In January 2013, a behind-the-scenes video was released which showed footage from the original 2006 green screen shoot.[2]

In popular culture[edit]

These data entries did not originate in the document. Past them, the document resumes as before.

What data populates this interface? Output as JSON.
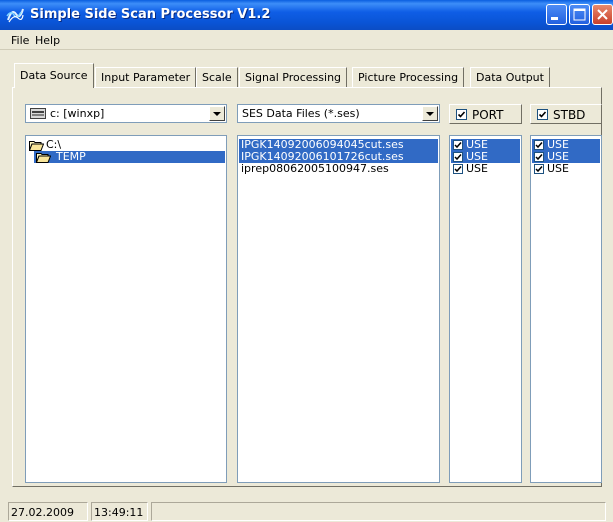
{
  "window": {
    "title": "Simple Side Scan Processor V1.2"
  },
  "menu": {
    "file": "File",
    "help": "Help"
  },
  "tabs": [
    {
      "label": "Data Source"
    },
    {
      "label": "Input Parameter"
    },
    {
      "label": "Scale"
    },
    {
      "label": "Signal Processing"
    },
    {
      "label": "Picture Processing"
    },
    {
      "label": "Data Output"
    }
  ],
  "drive_select": {
    "value": "c: [winxp]"
  },
  "filter_select": {
    "value": "SES Data Files (*.ses)"
  },
  "port": {
    "label": "PORT",
    "checked": true
  },
  "stbd": {
    "label": "STBD",
    "checked": true
  },
  "folders": [
    {
      "label": "C:\\"
    },
    {
      "label": "TEMP"
    }
  ],
  "files": [
    {
      "name": "IPGK14092006094045cut.ses"
    },
    {
      "name": "IPGK14092006101726cut.ses"
    },
    {
      "name": "iprep08062005100947.ses"
    }
  ],
  "port_use": [
    {
      "label": "USE"
    },
    {
      "label": "USE"
    },
    {
      "label": "USE"
    }
  ],
  "stbd_use": [
    {
      "label": "USE"
    },
    {
      "label": "USE"
    },
    {
      "label": "USE"
    }
  ],
  "status": {
    "date": "27.02.2009",
    "time": "13:49:11"
  },
  "colors": {
    "titlebar": "#0a54d6",
    "selection": "#316ac5",
    "face": "#ece9d8"
  }
}
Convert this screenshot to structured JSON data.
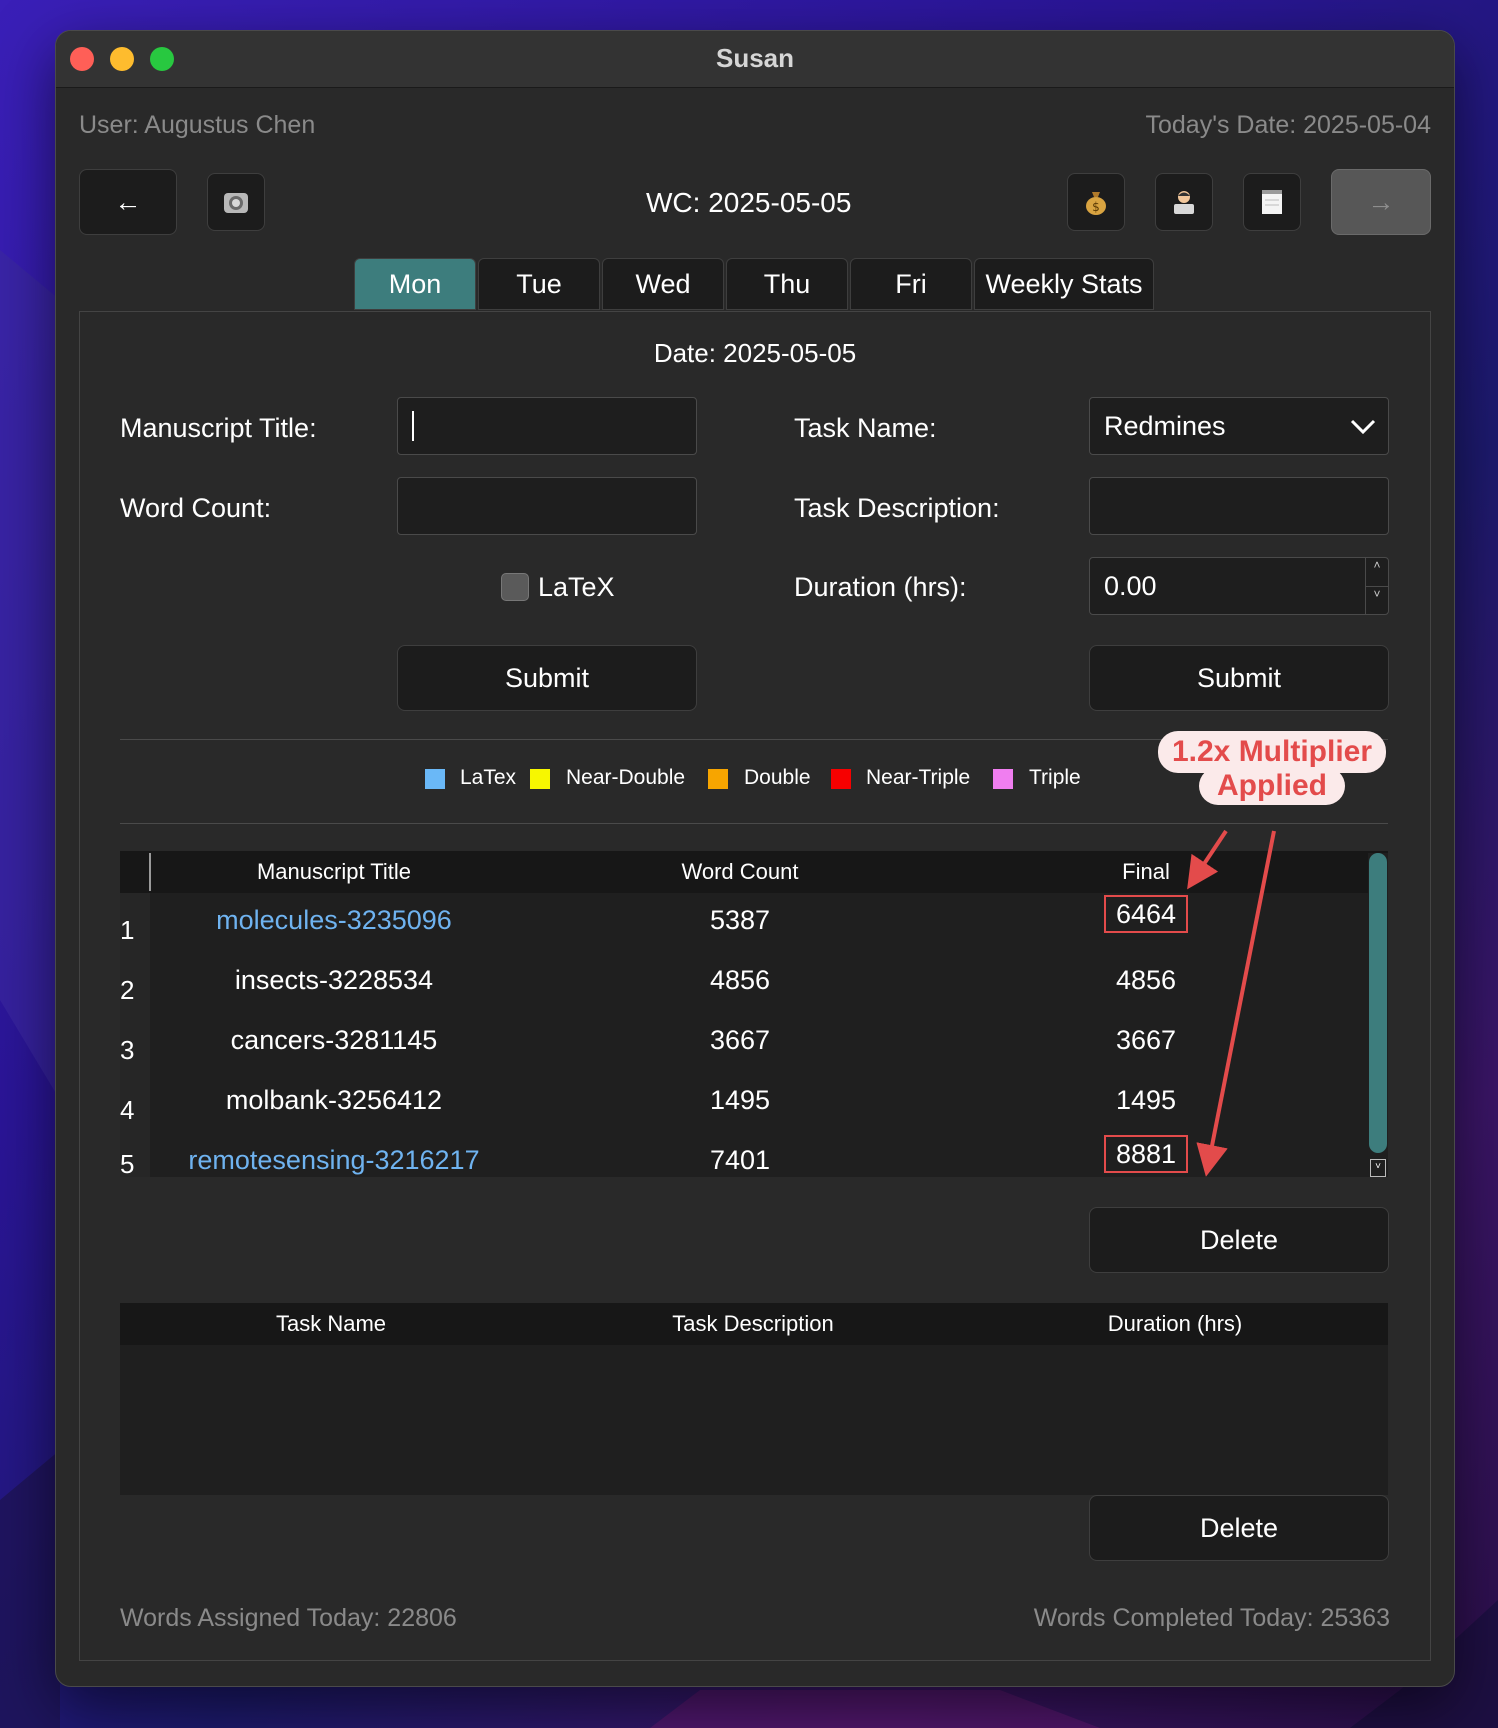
{
  "window": {
    "title": "Susan"
  },
  "header": {
    "user": "User: Augustus Chen",
    "today": "Today's Date: 2025-05-04",
    "week": "WC: 2025-05-05",
    "back_icon": "←",
    "forward_icon": "→"
  },
  "tabs": [
    {
      "label": "Mon",
      "active": true
    },
    {
      "label": "Tue"
    },
    {
      "label": "Wed"
    },
    {
      "label": "Thu"
    },
    {
      "label": "Fri"
    },
    {
      "label": "Weekly Stats"
    }
  ],
  "form": {
    "date": "Date: 2025-05-05",
    "manuscript_title_label": "Manuscript Title:",
    "manuscript_title_value": "",
    "word_count_label": "Word Count:",
    "word_count_value": "",
    "latex_label": "LaTeX",
    "submit_label": "Submit",
    "task_name_label": "Task Name:",
    "task_name_value": "Redmines",
    "task_desc_label": "Task Description:",
    "task_desc_value": "",
    "duration_label": "Duration (hrs):",
    "duration_value": "0.00",
    "task_submit_label": "Submit"
  },
  "legend": [
    {
      "label": "LaTex",
      "color": "#6ab8f7"
    },
    {
      "label": "Near-Double",
      "color": "#f7f700"
    },
    {
      "label": "Double",
      "color": "#f7a500"
    },
    {
      "label": "Near-Triple",
      "color": "#f70000"
    },
    {
      "label": "Triple",
      "color": "#f07ef0"
    }
  ],
  "manuscripts": {
    "headers": [
      "Manuscript Title",
      "Word Count",
      "Final"
    ],
    "rows": [
      {
        "num": "1",
        "title": "molecules-3235096",
        "words": "5387",
        "final": "6464",
        "latex": true
      },
      {
        "num": "2",
        "title": "insects-3228534",
        "words": "4856",
        "final": "4856",
        "latex": false
      },
      {
        "num": "3",
        "title": "cancers-3281145",
        "words": "3667",
        "final": "3667",
        "latex": false
      },
      {
        "num": "4",
        "title": "molbank-3256412",
        "words": "1495",
        "final": "1495",
        "latex": false
      },
      {
        "num": "5",
        "title": "remotesensing-3216217",
        "words": "7401",
        "final": "8881",
        "latex": true
      }
    ],
    "delete_label": "Delete"
  },
  "tasks": {
    "headers": [
      "Task Name",
      "Task Description",
      "Duration (hrs)"
    ],
    "rows": [],
    "delete_label": "Delete"
  },
  "annotation": {
    "line1": "1.2x Multiplier",
    "line2": "Applied",
    "color": "#e34b4b"
  },
  "footer": {
    "assigned": "Words Assigned Today: 22806",
    "completed": "Words Completed Today: 25363"
  }
}
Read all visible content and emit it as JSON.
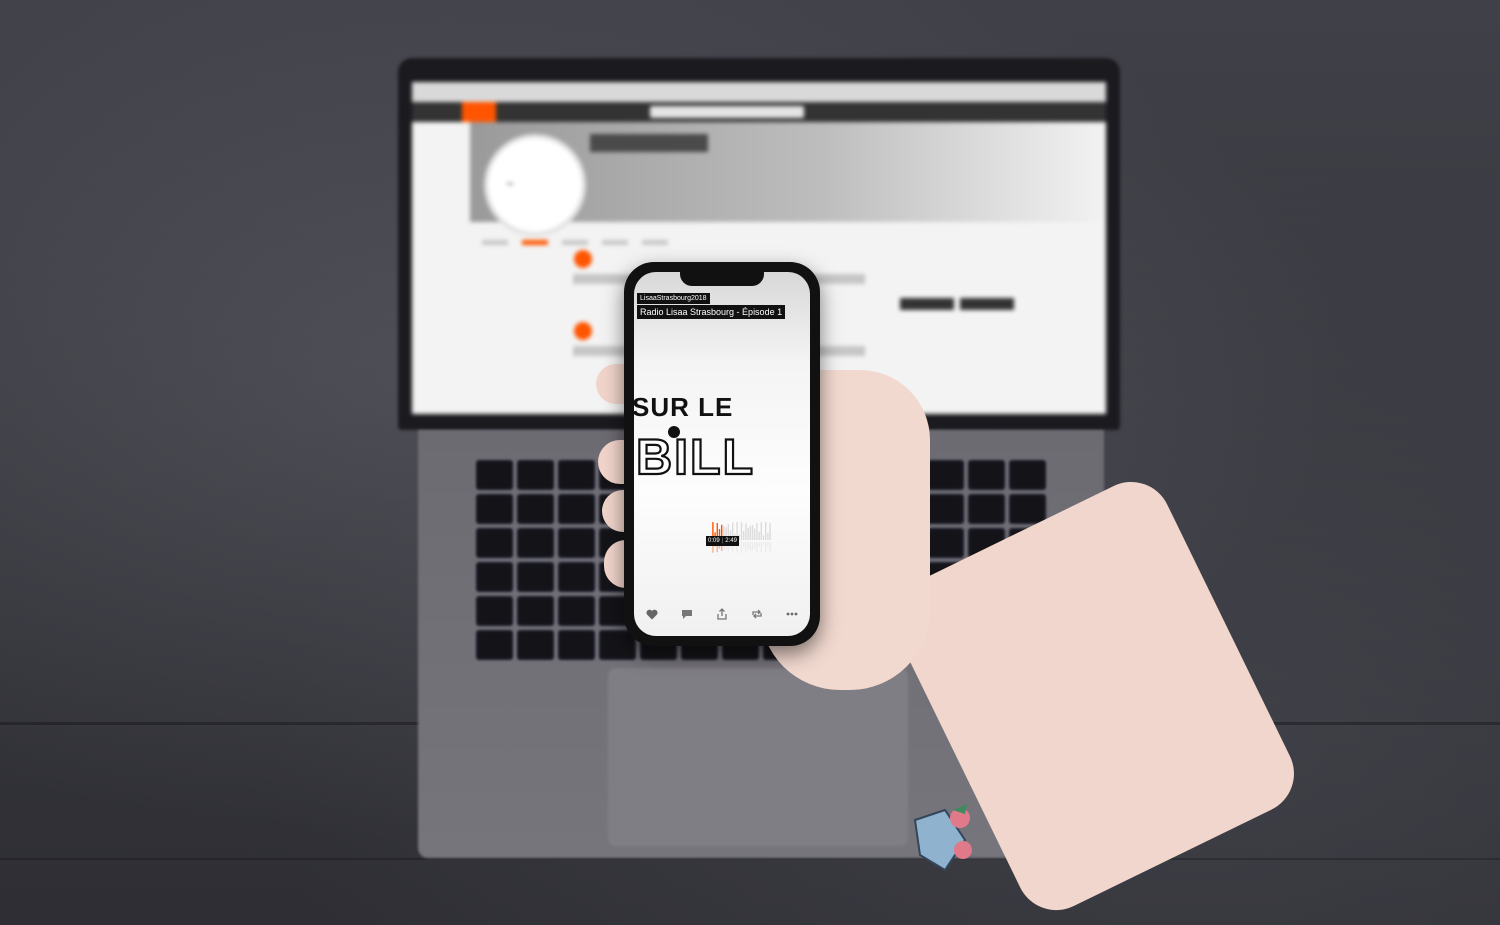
{
  "phone": {
    "artist": "LisaaStrasbourg2018",
    "track_title": "Radio Lisaa Strasbourg - Épisode 1",
    "artwork": {
      "line1": "SUR LE",
      "line2": "BILL"
    },
    "player": {
      "elapsed": "0:09",
      "duration": "2:49",
      "progress": 0.053
    },
    "actions": {
      "like_icon": "heart-icon",
      "comment_icon": "comment-icon",
      "share_icon": "share-icon",
      "repost_icon": "repost-icon",
      "more_icon": "more-icon"
    }
  },
  "colors": {
    "accent": "#ff5500",
    "tag_bg": "#111111",
    "tag_text": "#ffffff"
  }
}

  • In the April 2, 2008 episode of South Park, "Canada on Strike", the boys post a viral video on "YouToob" (a fictional version of YouTube) of Butters performing "What What (In the Butt)".[19]
  • In October 2011 a porn parody of Comedy Central's Tosh.0 was released called Tosh Porn Oh. The film (porn star Dane Cross's directorial debut) contained a segment based on the "What What (In the Butt)" video with Samwell replaced by the pornographic actress Skin Diamond. The segment features a recreation of the original video which, according to the end credits, was fully licensed by Brownmark Films.
  • The "What What" song surfaced on an episode of Sweden’s Got Talent in which four naked young men danced to the song.
  • The creators of the "What What" video projected images of Samwell's iconic pink zeppelin onto buildings in Los Angeles for the five-year anniversary of the project.[20]

See also[edit]


  1. ^ Milwaukee Decider by DJ Hostettler (February 5, 2009), "Screening Room: Andrew Swant and Bobby Ciraldo". Retrieved 02-09-2009.
  2. ^ a b http://www.avclub.com/milwaukee/articles/brownmark-films-celebrate-50m-views-of-what-what-i,83511/
  3. ^ a b "Samwell asks the eternal question: "You want to do it in my butt?"". Riverfront Times. 2007-02-28. Retrieved 2007-05-01.
  4. ^ YouTube video with upload date and current view count
  5. ^ "Radio interview". Kevin and Bean on KROQ-FM. 2007-03-05. Archived from the original (MP3) on 2007-10-08. Retrieved 2007-05-01.
  6. ^ "New Samwell Video - "What What (In the Butt)"". Stereogum. 2007-02-16. Retrieved 2007-05-01. The piece de resistance has gotta be either the extended smile, or the "What" on each ass cheek.
  7. ^ "Samwell "Interviewed"". 2007-04-08. Retrieved 2008-04-09.
  8. ^ "BBC - Lily Allen and Friends". Retrieved 2008-12-10.
  9. ^ "ADD-TV Episode #53 "Electro"". 2008-10-08. Retrieved 2008-08-26.
  10. ^ "2007 Milwaukee Film Festival - Events By Title - Detail View". 2007-12-14. Archived from the original on 2007-12-14. Retrieved 2008-12-10.
  11. ^ "2007 Mix Brasil Film Festival schedule - Events By Title - Detail View". Archived from the original on July 6, 2011. Retrieved 2008-12-10.
  13. ^ "The Onion A.V. Club "Screening Room: Andrew Swant & Bobby Ciraldo"". 2009-02-05. Retrieved 2010-01-12.
  14. ^ ""Behind Samwell's What What (In the Butt)" Feast of Fun Podcast Interview". 2009-11-17. Retrieved 2010-01-12.
  15. ^ Images.eonline.com
  16. ^ 'South Park' Wins Lawsuit Over 'What What (In the Butt)' Parody Hollywood Reporter
  17. ^ Music Video Owner Takes One In The…: South Park Spoof Held Fair Use Title 17
  18. ^ Brownmark Films, LLC v. Comedy Partners, et al., No. 11-2620 (7th Cir. 2012)
  19. ^ "Canada on Strike" at South Park Studios
  20. ^ "What What (in the Butt)" Viral Video Inspires L.A. Art, Five Years Later" L.A. Weekly; 2/15/2012

External links[edit]